Rationale: The correct answer is A: the billing and coding rules are ever changing, so please consult additional sources to ensure that you have the most up-to-date information about this topic. A medical assistant is allowed to perform inhaler demonstration for patients and the clinician can bill for this service (D. is incorrect). However, in contrast, the clinician must personally counsel the patient on smoking cessation in order to bill for this procedure (B. is incorrect). Spirometry alone or spirometry with bronchodilator challenge cannot be billed on the same day as the 6-minute walk test because the spirometry is felt to be an integral part of the procedure, but these tests may be billed on the same day as inhaler demonstration.  Only level 2 supervision (direct supervision where a physician is somewhere in the building and immediately available – but not personally required at the bedside) is required to administer bronchodilators in a clinic or hospital setting.


What must be recorded in the medical record and performed/done in a clinical setting in order to bill for a 6-minute walk test?

  • a. record pulse, oxygen saturation, dyspnea, distance walked
  • b. record vaccination status and smoking status
  • c. performed personally by a clinician/provider
  • d. requires level 2 supervision (physician in the building & immediately available)

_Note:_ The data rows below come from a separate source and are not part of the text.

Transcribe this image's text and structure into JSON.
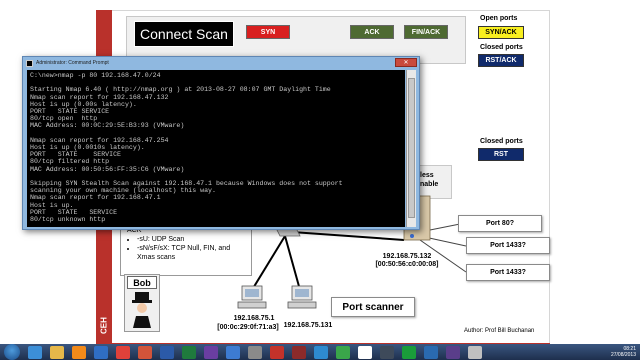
{
  "slide": {
    "title": "Connect Scan",
    "tags": {
      "syn": "SYN",
      "ack": "ACK",
      "finack": "FIN/ACK"
    },
    "open_ports_label": "Open ports",
    "open_ports_value": "SYN/ACK",
    "closed_ports_label_1": "Closed ports",
    "closed_ports_value_1": "RST/ACK",
    "closed_ports_label_2": "Closed ports",
    "closed_ports_value_2": "RST",
    "mid_text_1": "less",
    "mid_text_2": "nable",
    "ports": {
      "p80": "Port 80?",
      "p1433a": "Port 1433?",
      "p1433b": "Port 1433?"
    },
    "scanner": "Port scanner",
    "server_ip": "192.168.75.132",
    "server_mac": "[00:50:56:c0:00:08]",
    "host1_ip": "192.168.75.1",
    "host1_mac": "[00:0c:29:0f:71:a3]",
    "host2_ip": "192.168.75.131",
    "author": "Author: Prof Bill Buchanan",
    "rail_label": "CEH",
    "bob": "Bob",
    "notes": {
      "first": "ACK",
      "items": [
        "-sU: UDP Scan",
        "-sN/sF/sX: TCP Null, FIN, and Xmas scans"
      ]
    }
  },
  "cmd": {
    "title": "Administrator: Command Prompt",
    "close": "✕",
    "lines": [
      "C:\\new>nmap -p 80 192.168.47.0/24",
      "",
      "Starting Nmap 6.40 ( http://nmap.org ) at 2013-08-27 08:07 GMT Daylight Time",
      "Nmap scan report for 192.168.47.132",
      "Host is up (0.00s latency).",
      "PORT   STATE SERVICE",
      "80/tcp open  http",
      "MAC Address: 00:0C:29:5E:B3:93 (VMware)",
      "",
      "Nmap scan report for 192.168.47.254",
      "Host is up (0.0010s latency).",
      "PORT   STATE    SERVICE",
      "80/tcp filtered http",
      "MAC Address: 00:50:56:FF:35:C6 (VMware)",
      "",
      "Skipping SYN Stealth Scan against 192.168.47.1 because Windows does not support",
      "scanning your own machine (localhost) this way.",
      "Nmap scan report for 192.168.47.1",
      "Host is up.",
      "PORT   STATE   SERVICE",
      "80/tcp unknown http",
      "",
      "Nmap done: 256 IP addresses (3 hosts up) scanned in 13.95 seconds",
      "",
      "C:\\new>nmap -p 80 192_"
    ]
  },
  "taskbar": {
    "time": "08:21",
    "date": "27/08/2013",
    "icons": [
      {
        "name": "ie-icon",
        "color": "#3c8fd8"
      },
      {
        "name": "explorer-icon",
        "color": "#e6b84a"
      },
      {
        "name": "media-player-icon",
        "color": "#f28a1a"
      },
      {
        "name": "outlook-icon",
        "color": "#2f6ec4"
      },
      {
        "name": "chrome-icon",
        "color": "#e0413a"
      },
      {
        "name": "powerpoint-icon",
        "color": "#d2543a"
      },
      {
        "name": "word-icon",
        "color": "#2b5aa8"
      },
      {
        "name": "excel-icon",
        "color": "#1f7a3d"
      },
      {
        "name": "visual-studio-icon",
        "color": "#6a3ea1"
      },
      {
        "name": "app-icon-10",
        "color": "#3d7bd2"
      },
      {
        "name": "app-icon-11",
        "color": "#8a8a8a"
      },
      {
        "name": "filezilla-icon",
        "color": "#c4322a"
      },
      {
        "name": "app-icon-13",
        "color": "#8c2a2a"
      },
      {
        "name": "app-icon-14",
        "color": "#2e8ad0"
      },
      {
        "name": "app-icon-15",
        "color": "#3aa64a"
      },
      {
        "name": "app-icon-16",
        "color": "#ffffff"
      },
      {
        "name": "app-icon-17",
        "color": "#3e4a5a"
      },
      {
        "name": "app-icon-18",
        "color": "#1a9c3a"
      },
      {
        "name": "app-icon-19",
        "color": "#2a6ab0"
      },
      {
        "name": "app-icon-20",
        "color": "#5a3e8a"
      },
      {
        "name": "app-icon-21",
        "color": "#c0c0c0"
      }
    ]
  }
}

Rationale: The correct answer is A: the billing and coding rules are ever changing, so please consult additional resources to ensure that you have the most up-to-date information about this topic. At the time this module was created, only level 1 (general supervision) is required for a simple pulmonary exercise test (i.e., 6 minute walk test) and the test can be performed by a medical assistant, nurse or respiratory therapist; however, the report must be interpreted and signed by a clinician, and the components that must be included in the report include: vital signs, oxygen saturation, dyspnea scale and distance walked.


What procedure cannot be billed on the same day as a simple pulmonary exercise test?

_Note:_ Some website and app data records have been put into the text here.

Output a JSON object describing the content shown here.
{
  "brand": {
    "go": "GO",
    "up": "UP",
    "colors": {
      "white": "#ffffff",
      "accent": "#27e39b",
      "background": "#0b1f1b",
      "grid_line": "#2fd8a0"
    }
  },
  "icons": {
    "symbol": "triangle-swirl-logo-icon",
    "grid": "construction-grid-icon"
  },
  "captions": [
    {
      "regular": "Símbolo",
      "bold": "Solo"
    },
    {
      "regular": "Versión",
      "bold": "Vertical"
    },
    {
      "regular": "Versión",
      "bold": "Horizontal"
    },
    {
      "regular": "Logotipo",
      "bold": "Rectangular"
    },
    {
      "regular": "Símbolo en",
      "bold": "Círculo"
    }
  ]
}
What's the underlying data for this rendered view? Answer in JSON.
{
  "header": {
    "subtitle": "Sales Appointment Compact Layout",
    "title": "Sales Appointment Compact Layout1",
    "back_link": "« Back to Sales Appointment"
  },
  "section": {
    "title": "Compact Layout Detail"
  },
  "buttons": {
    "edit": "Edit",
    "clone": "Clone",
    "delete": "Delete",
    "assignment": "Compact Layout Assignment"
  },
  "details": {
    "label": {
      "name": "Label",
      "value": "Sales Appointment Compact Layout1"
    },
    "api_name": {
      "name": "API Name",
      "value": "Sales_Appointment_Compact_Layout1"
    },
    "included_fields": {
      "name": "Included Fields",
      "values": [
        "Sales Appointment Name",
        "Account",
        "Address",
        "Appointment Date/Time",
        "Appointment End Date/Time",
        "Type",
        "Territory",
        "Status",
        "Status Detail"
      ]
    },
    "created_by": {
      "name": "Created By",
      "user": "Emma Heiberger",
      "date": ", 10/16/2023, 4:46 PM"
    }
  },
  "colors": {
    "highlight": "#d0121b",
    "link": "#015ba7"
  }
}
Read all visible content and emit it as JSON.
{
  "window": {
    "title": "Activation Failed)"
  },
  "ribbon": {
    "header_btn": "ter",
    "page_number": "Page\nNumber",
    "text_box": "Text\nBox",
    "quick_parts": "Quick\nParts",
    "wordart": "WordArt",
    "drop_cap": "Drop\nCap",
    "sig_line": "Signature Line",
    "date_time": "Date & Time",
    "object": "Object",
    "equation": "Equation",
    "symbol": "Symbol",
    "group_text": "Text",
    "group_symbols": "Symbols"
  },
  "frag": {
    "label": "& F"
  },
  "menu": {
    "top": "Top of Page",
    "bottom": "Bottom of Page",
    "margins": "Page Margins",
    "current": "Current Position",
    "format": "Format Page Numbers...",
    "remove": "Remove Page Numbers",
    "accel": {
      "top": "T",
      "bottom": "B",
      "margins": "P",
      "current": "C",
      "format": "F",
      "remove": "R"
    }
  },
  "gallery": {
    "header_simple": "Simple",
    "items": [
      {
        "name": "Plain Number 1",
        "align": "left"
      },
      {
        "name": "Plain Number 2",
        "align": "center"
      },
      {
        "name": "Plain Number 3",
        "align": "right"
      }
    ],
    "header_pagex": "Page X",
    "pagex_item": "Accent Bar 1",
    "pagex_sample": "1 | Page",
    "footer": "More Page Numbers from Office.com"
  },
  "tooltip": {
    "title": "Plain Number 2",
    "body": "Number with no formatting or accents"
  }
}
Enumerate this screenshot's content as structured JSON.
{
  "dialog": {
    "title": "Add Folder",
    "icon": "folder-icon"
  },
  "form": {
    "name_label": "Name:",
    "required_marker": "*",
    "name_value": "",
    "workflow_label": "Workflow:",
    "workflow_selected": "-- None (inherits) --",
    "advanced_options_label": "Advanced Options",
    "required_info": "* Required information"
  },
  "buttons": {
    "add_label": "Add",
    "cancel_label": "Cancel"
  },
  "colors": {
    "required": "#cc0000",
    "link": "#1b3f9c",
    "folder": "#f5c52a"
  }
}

  • a. inhaler demonstration
  • b. vaccination administration
  • c. pre- and post-bronchodilator spirometry
  • d. smoking cessation counseling

Rationale: The correct answer is C: spirometry alone or spirometry with bronchodilator challenge cannot be billed on the same day as the 6-minute walk test because the spirometry is felt to be an integral part of the procedure. However, all other procedures such as inhaler demonstration, vaccination administration, and smoking cessation counseling may each be billed on the same day as spirometry or a 6-minute walk test as long as all documentation is appropriate.


What is true regarding the rules for billing and coding for smoking cessation counseling?

  • a. incident-to billing can be used by non-physician providers
  • b. should be divided in segments of 0-3 minutes, 4-5 minutes, or >5 minutes
  • c. can be done by a non-physician provider or a medical assistant
  • d. there is a limit of 8 visits in a 12-month period

Rationale: The correct answer is D: there is a limit of 8 visits for billing for smoking cessation counseling within a 12-month period. Non-physician providers cannot use incident-to billing (answer A. is incorrect). The time for counseling for smoking cessation counseling is divided into segments of 3-10 minutes or >10 minutes (B. is incorrect). All smoking cessation counseling that is billed must be performed by a clinician (i.e., physician or non-physician provider) and cannot be billed if performed by a medical assistant (C. is incorrect).